Research in mathematics education has shown that invention tasks help students use math creatively while priming them for subsequent formal instruction (Schwartz et al., 2011). PITs support the construction of quantitative physics concepts and relationships while contributing to a well-defined set of physics course norms in which struggle is communal, there are no dumb ideas, and creativity is valued. These norms align well with authentic science practices and the NGSS practices, but contrast starkly with a stereotypical physics course in which there is little motivation for its algebraic reasoning. In this workshop participants will be introduced to the many PITs that are developed and validated. No physics background is assumed.

1 Physics Intervention Tasks; Brahmia, Boudreaux & Kanim

#### Biographies:

**Suzanne White Brahmia** is an Assistant Professor of Physics at the University of Washington, and a member of the UW Physics Education Group. She earned her B.S. in physics at the UW. She was a high school physics teacher in the Peace Corps in Gabon, West Africa and then attended graduate school at Cornell University, where her research focus was in experimental solid state physics. She ultimately became involved in Physics Education Research, which stole her heart, and subsequently became the focus of her doctoral dissertation work at Rutgers University. She has given numerous talks and published articles on the mathematization of introductory physics and on her efforts to improve equity in the representation of women and ethnic minorities amongst successful physics students. She served on the National Research Council (NRC) Committee on Undergraduate Physics Education that produced the report Adapting to a changing world - Challenges and opportunities in undergraduate physics education, and represented New Jersey in the NRC's development and implementation of the Next Generation Science Standards. She was one of the original developers of the ISLE (Investigative Science Learning Environment) curriculum, and she is the co-author with Peter Lindenfeld of the critically acclaimed textbook, Physics, the First Science.

**Matteo Tamburini** (BS, Mathematics, UW; MS, Mathematics, WWU) has been teaching at Northwest Indian College since fall of 2009. Earlier, he taught at West Side High School in Newark, NJ. He believes deeply in the importance of faculty collaboration, and that mathematics can be a tool for liberation.

**Zachariah Bunton**, a Lummi High School graduate, has been tutoring at North-west Indian College for almost 10 years and teaching since 2015.

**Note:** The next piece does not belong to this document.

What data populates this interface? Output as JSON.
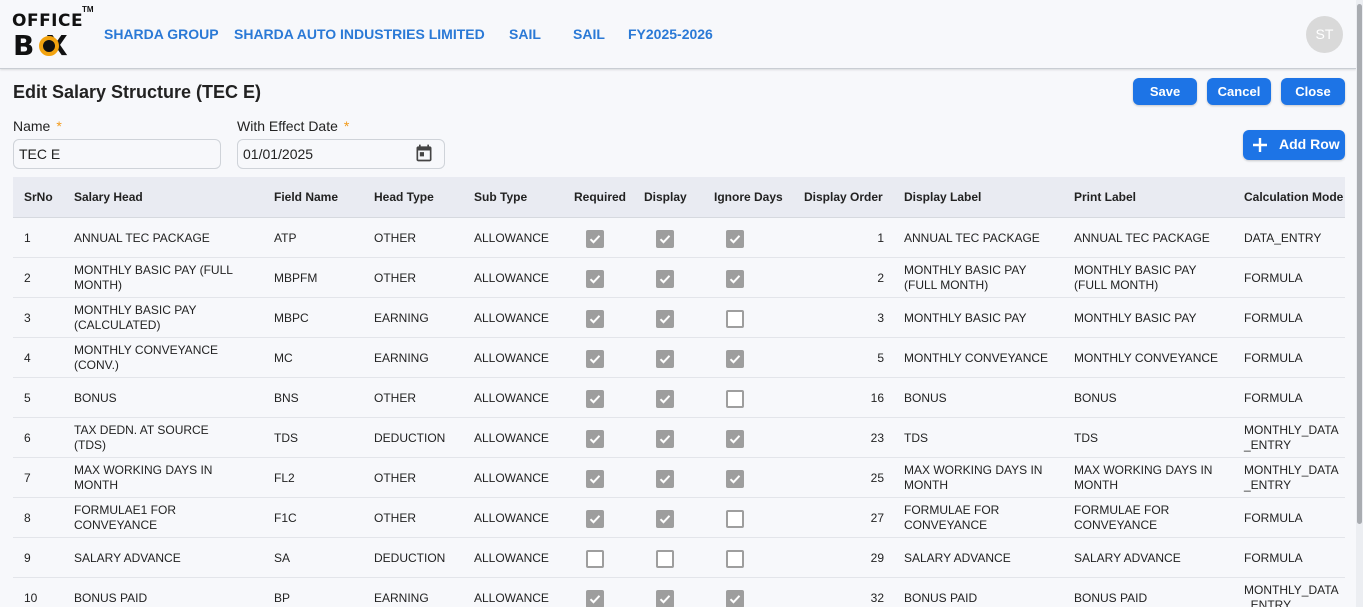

**Cassandra Cook** (BS in Physics from WWU) has been teaching mathematics at Northwest Indian College since the Fall of 2010. She participated in a series of workshops put on by the Mathematics Education Collaborate beginning in the summer of 2011 along with several of her colleagues. Since that summer she has been working closely with those same colleagues to reflect on and improve her practice. She believes strongly in learning through collaboration, be it student-to-student, faculty-to-faculty, or discipline-to-discipline.